Council member Francie Roberts noted the land is near moose habitat and with little access, saw no reason to sell it.

“They’re fine just the way they are,” she said.

Council member David Lewis also objected to selling the land.

“We never know what the future holds for the land, and they don’t make it any more,” he said. “As you well know, the more you own, the better you are off.”

On a vote to offer it for sale, Burgess’ amendment tied 3-3, with Burgess, Gus VanDyke and Bryan Zak voting yes and Roberts, Lewis and Catriona Reynolds voting no. Mayor Beth Wythe broke the tie and voted yes.

The council voted the same on lots e-23, two other Kachemak Drive parcels. Because those lots are near private property, Burgess said he thought local landowners might want to purchase the land. Again, Wythe broke the tie.

The other amendments to the land allocation plan, and the plan itself, passed without objection. Wythe praised selling the city’s lots in the Walli subdivision.

“I can tell you this is a really high priority for me, getting those eight lots out of the city and onto the tax roll,” Wythe said.

In comments of the audience, Nancy Hillstrand objected to the land sales. Identifying herself as “a lobbyist for fish and birds,” Hillstrand urged the council to look at habitat value of the land.

“We forget about the other creatures that live in this city. We’re going to pave paradise,” she said. “Remember the fish. Remember the wildlife. If you hunt, remember the moose.”

Ironically, one of the parcels the city put up for sale, e-22, the .25-acre sliver of land along Kachemak Drive, is partially between Kachemak Drive and to Hillstrand’s bluff property.

Speaking as a member of the audience, Burgess also made a pitch for the city selling him some land along Shellfish Avenue next to the home he owns with his father, Tony Burgess. The city set the land aside for a water tank, and Burgess asked to acquire some of the land not used for the tank project, but the council did not act on his request.

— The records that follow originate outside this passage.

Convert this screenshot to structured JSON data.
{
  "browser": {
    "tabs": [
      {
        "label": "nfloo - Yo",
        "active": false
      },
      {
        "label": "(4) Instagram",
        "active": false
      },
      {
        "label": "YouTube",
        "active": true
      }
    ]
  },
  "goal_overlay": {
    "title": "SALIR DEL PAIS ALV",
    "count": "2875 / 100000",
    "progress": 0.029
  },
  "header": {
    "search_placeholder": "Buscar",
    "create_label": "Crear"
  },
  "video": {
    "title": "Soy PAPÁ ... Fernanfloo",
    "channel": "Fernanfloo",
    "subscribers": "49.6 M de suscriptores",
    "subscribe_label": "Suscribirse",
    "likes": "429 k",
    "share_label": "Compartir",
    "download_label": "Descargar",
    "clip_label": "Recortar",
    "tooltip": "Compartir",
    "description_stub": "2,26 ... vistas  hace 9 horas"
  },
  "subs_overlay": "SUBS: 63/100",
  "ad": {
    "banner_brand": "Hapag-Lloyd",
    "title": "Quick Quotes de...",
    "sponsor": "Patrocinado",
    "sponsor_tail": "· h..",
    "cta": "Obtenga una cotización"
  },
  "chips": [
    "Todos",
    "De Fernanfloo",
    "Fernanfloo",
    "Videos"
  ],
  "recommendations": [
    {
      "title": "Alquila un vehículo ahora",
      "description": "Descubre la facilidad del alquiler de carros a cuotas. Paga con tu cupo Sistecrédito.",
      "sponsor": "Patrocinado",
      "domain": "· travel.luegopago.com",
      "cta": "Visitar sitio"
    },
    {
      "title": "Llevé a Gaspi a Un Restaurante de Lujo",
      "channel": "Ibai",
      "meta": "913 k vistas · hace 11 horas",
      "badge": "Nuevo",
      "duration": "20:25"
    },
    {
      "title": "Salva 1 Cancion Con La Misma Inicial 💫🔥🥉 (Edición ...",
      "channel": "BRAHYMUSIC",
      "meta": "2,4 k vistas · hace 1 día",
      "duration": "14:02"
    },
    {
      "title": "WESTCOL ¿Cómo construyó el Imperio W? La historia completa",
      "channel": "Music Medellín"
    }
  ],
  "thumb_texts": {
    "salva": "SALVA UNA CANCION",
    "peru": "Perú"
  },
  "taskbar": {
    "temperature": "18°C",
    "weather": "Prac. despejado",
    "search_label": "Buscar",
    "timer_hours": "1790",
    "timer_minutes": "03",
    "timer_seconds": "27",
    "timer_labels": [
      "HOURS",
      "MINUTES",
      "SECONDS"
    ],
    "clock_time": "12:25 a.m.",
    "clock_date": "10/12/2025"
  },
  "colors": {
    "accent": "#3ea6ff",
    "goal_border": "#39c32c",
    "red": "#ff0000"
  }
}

In other action, the council:

• Passed an ordinance appropriating $30,000, with $7,000 to be added to a match for homeowners on Cottonwood Lane and Fireweed Avenue for improvements to those roads;

• Introduced an ordinance amending city code regarding levy of assessments of property subject to the natural gas distribution assessements.



• Approved a reappointment of Amy Alderfer to the Library Advisory Board;

• Appropriated $8,500 to Aha Consulting for website design and software upgrades;

• Adopted a city social media policy, city website terms and conditions, and a city website links policy, all recommendations of Homer City Manager Katie Koester;

• Approved a memorandum of understanding with the Pratt Museum for interpretive signage on the Homer Spit Trail;

• Awarded a $3,400 contract for hazardous waste survey of the old harbormaster’s office to Satori Group, Anchorage, and

• Approved an agreement for professional mentorship services with MY:T Solutions, a firm owned by former acting city manager Marvin Yoder, at the rate of $500 a day up to $5,000.

The natural gas assessment ordinance is not related to the Castner v. City of Homer issue. That amendment to the natural gas assessment plan stipulates the fee a new parcel is assessed if a lot is subdivided. Lots created from the original lot pay a connection fee equal to the assessment, with payments allocated to each property assessed in proportion to the amount originally assessed. That ordinance was introduced Monday night, and goes up for a public hearing and second reading at the next meeting of the council starting at 6 p.m. May 11 in the Cowles Council Chambers, Homer City Hall.

Michael Armstrong can be reached at